I had just received permission to organize an event, Swim for MS, through Campus Recreation for the second year in a row. In theory, the event is simple to plan. Swim for MS, an event to raise money for a debilitating disease called Multiple Sclerosis, is to be held March 18 in Pearson and McGonigle Hall, Pool 30.
But telling people why I so desperately want to hold Swim for MS every year – that’s what I have difficulty expressing. I need to explain, clearly and concisely, how life-changing MS is for people.
During my senior year of high school, I realized how bad the disease was. To be honest, the exact day it happened still feels unreal. The day it happened feels like a movie sequence when I reflect on it, rather than something I lived through – something I was in control of.

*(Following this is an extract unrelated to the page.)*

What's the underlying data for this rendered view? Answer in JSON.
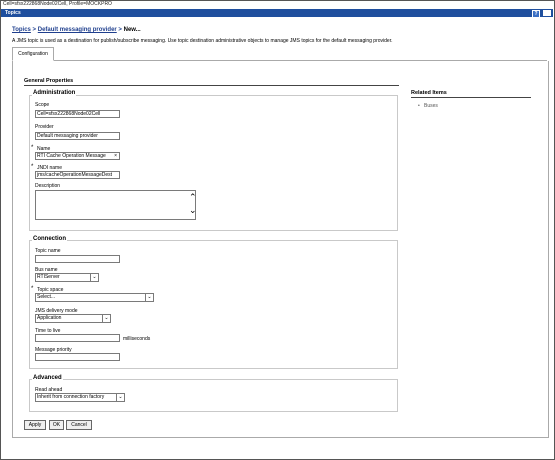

On that day, I sat on a packed pool deck listening to a crowd of competitive swimmers. That morning, my parents had left Scranton, our hometown, to rush my sister to neurological specialists at Georgetown University. Her health had been fading fast over the past couple of months. I was supposed to hear news about her health after my swim meet, which seemed to take forever. When my mother finally called, I couldn’t understand much of what she told me through her tears. But I did understand that the news was bad. My mom would later tell me that, on the way to the hospital, she gripped my sister in the back seat for the entire five-hour drive and prayed.
I’m the youngest of six kids. Out of all of my older siblings, only one other than me is a girl. It’s not hard to see why I always looked up to her. In what felt like an army of boys, she was the only other girl I had to support me. I was her real-life Barbie when we were younger and her eternal sidekick. I used to cry every time she left me behind and crawl into her bed when I was scared. I’ve always admired her.
When my sister and role model Krystyna was 25, only a few years after she graduated from Temple as a member of the women’s rowing team, she was diagnosed with Multiple Sclerosis. MS is a devastating autoimmune disease that affects the central nervous system. In its simplest description, it attacks the body’s nerve endings, and once they are gone, they are gone. There is no cure. People who live with this disease have a wide range of symptoms, including numbness, difficulty eating, difficulty talking, loss of eyesight and difficulty moving. The year my sister was diagnosed, I watched her health deteriorate. She lost her ability to talk, eat, grip and walk.
Krystyna has improved with the help of some incredible doctors. However, the truth is, I don’t know how much longer I will have her.
What I do know is that I have always wanted to help her and others like her. This is the second year I am working to organize Swim for MS with Campus Recreation. The event will benefit the Multiple Sclerosis Association of America, and 100 percent of the proceeds raised through the event benefit those living with MS.
The MSAA provides services that those living with MS need to survive. Despite the obvious benefits of the event, writing about it – even planning it – is hard. All I can think of is the day of my swim meet, my parents and sister having to leave for Christmas for health reasons, and my sister trying to call on Christmas Eve, unable to talk. All I could do was tell her I loved her and assume by the inaudible noises she was saying she loved me too.
Last year, during Swim for MS, I stayed through the entire duration of the event to talk with people who signed up and participated. I learned that MS affects many people within our Temple community. I received countless hugs, listened to people’s stories, watched people struggle to wipe away tears and truthfully express their thanks for the event.
To sign up, donate, help spread the word or learn more about the cause and how to help, go to support.mymsaa.org/goto/templecrec. This year we will be raffling off a Philadelphia Flyers puck signed by Michael Raffl and a hockey stick signed by Braydon Coburn. Anyone who signs up and participates on March 18 will be automatically entered to win.
This year I hope we can reach out and help more people. However, it won’t happen without help. The event is not just about my sister’s story, but about the stories of all people living with this incurable disease and what others can do to help.
Ann Rejrat can be reached at email@example.com.